*Task statement*. Write down every entry below once more, exactly.
*** Begin section ***
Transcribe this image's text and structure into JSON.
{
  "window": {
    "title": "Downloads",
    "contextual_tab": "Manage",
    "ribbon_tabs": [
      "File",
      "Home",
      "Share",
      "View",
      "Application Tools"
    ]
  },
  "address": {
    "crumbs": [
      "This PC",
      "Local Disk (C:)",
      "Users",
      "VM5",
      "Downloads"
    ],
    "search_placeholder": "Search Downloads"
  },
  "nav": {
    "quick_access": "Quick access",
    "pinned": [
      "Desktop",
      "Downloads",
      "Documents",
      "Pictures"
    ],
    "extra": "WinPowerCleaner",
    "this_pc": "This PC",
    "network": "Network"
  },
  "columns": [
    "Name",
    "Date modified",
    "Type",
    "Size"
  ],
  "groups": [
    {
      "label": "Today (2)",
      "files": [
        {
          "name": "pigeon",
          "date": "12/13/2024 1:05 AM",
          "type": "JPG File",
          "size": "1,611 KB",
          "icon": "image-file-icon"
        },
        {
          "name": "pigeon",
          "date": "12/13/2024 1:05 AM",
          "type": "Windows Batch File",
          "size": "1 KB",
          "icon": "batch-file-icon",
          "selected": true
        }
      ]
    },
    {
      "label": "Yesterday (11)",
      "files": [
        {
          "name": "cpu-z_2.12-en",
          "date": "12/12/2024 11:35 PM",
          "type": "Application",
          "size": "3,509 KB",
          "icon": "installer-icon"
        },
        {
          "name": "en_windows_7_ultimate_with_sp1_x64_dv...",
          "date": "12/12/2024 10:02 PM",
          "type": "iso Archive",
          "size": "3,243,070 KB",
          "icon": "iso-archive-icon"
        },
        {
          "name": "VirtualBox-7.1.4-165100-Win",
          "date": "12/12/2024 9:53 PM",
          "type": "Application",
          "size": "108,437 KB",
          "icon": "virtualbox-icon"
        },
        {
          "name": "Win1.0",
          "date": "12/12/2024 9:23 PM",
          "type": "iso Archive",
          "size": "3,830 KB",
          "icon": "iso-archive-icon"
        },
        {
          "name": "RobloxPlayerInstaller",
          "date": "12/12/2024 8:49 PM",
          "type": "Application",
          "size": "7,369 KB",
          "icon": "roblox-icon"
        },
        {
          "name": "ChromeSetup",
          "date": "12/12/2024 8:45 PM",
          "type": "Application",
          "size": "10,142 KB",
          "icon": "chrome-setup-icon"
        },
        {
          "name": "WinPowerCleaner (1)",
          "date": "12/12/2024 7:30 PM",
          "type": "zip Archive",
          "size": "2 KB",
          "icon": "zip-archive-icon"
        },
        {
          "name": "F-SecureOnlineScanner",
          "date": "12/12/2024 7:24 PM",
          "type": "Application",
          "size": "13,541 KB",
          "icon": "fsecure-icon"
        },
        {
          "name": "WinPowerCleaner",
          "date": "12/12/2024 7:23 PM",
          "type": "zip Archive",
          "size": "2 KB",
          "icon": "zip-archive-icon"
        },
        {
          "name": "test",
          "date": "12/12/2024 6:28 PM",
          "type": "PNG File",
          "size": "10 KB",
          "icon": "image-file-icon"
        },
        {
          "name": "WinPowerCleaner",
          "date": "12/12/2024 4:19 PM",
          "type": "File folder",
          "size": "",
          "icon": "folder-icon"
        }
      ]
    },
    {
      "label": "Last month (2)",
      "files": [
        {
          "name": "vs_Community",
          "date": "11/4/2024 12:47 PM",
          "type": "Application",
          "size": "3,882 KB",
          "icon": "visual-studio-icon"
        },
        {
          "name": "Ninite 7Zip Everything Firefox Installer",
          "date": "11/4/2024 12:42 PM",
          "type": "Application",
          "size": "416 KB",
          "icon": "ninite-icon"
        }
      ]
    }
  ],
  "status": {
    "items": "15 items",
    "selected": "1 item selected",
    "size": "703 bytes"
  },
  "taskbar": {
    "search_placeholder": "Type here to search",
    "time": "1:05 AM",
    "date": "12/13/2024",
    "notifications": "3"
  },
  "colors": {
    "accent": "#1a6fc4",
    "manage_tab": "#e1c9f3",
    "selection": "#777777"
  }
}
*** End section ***
*Your solution*.
Transcribe this image's text and structure into JSON.
{
  "window": {
    "title": "Downloads",
    "contextual_tab": "Manage",
    "ribbon_tabs": [
      "File",
      "Home",
      "Share",
      "View",
      "Application Tools"
    ]
  },
  "address": {
    "crumbs": [
      "This PC",
      "Local Disk (C:)",
      "Users",
      "VM5",
      "Downloads"
    ],
    "search_placeholder": "Search Downloads"
  },
  "nav": {
    "quick_access": "Quick access",
    "pinned": [
      "Desktop",
      "Downloads",
      "Documents",
      "Pictures"
    ],
    "extra": "WinPowerCleaner",
    "this_pc": "This PC",
    "network": "Network"
  },
  "columns": [
    "Name",
    "Date modified",
    "Type",
    "Size"
  ],
  "groups": [
    {
      "label": "Today (2)",
      "files": [
        {
          "name": "pigeon",
          "date": "12/13/2024 1:05 AM",
          "type": "JPG File",
          "size": "1,611 KB",
          "icon": "image-file-icon"
        },
        {
          "name": "pigeon",
          "date": "12/13/2024 1:05 AM",
          "type": "Windows Batch File",
          "size": "1 KB",
          "icon": "batch-file-icon",
          "selected": true
        }
      ]
    },
    {
      "label": "Yesterday (11)",
      "files": [
        {
          "name": "cpu-z_2.12-en",
          "date": "12/12/2024 11:35 PM",
          "type": "Application",
          "size": "3,509 KB",
          "icon": "installer-icon"
        },
        {
          "name": "en_windows_7_ultimate_with_sp1_x64_dv...",
          "date": "12/12/2024 10:02 PM",
          "type": "iso Archive",
          "size": "3,243,070 KB",
          "icon": "iso-archive-icon"
        },
        {
          "name": "VirtualBox-7.1.4-165100-Win",
          "date": "12/12/2024 9:53 PM",
          "type": "Application",
          "size": "108,437 KB",
          "icon": "virtualbox-icon"
        },
        {
          "name": "Win1.0",
          "date": "12/12/2024 9:23 PM",
          "type": "iso Archive",
          "size": "3,830 KB",
          "icon": "iso-archive-icon"
        },
        {
          "name": "RobloxPlayerInstaller",
          "date": "12/12/2024 8:49 PM",
          "type": "Application",
          "size": "7,369 KB",
          "icon": "roblox-icon"
        },
        {
          "name": "ChromeSetup",
          "date": "12/12/2024 8:45 PM",
          "type": "Application",
          "size": "10,142 KB",
          "icon": "chrome-setup-icon"
        },
        {
          "name": "WinPowerCleaner (1)",
          "date": "12/12/2024 7:30 PM",
          "type": "zip Archive",
          "size": "2 KB",
          "icon": "zip-archive-icon"
        },
        {
          "name": "F-SecureOnlineScanner",
          "date": "12/12/2024 7:24 PM",
          "type": "Application",
          "size": "13,541 KB",
          "icon": "fsecure-icon"
        },
        {
          "name": "WinPowerCleaner",
          "date": "12/12/2024 7:23 PM",
          "type": "zip Archive",
          "size": "2 KB",
          "icon": "zip-archive-icon"
        },
        {
          "name": "test",
          "date": "12/12/2024 6:28 PM",
          "type": "PNG File",
          "size": "10 KB",
          "icon": "image-file-icon"
        },
        {
          "name": "WinPowerCleaner",
          "date": "12/12/2024 4:19 PM",
          "type": "File folder",
          "size": "",
          "icon": "folder-icon"
        }
      ]
    },
    {
      "label": "Last month (2)",
      "files": [
        {
          "name": "vs_Community",
          "date": "11/4/2024 12:47 PM",
          "type": "Application",
          "size": "3,882 KB",
          "icon": "visual-studio-icon"
        },
        {
          "name": "Ninite 7Zip Everything Firefox Installer",
          "date": "11/4/2024 12:42 PM",
          "type": "Application",
          "size": "416 KB",
          "icon": "ninite-icon"
        }
      ]
    }
  ],
  "status": {
    "items": "15 items",
    "selected": "1 item selected",
    "size": "703 bytes"
  },
  "taskbar": {
    "search_placeholder": "Type here to search",
    "time": "1:05 AM",
    "date": "12/13/2024",
    "notifications": "3"
  },
  "colors": {
    "accent": "#1a6fc4",
    "manage_tab": "#e1c9f3",
    "selection": "#777777"
  }
}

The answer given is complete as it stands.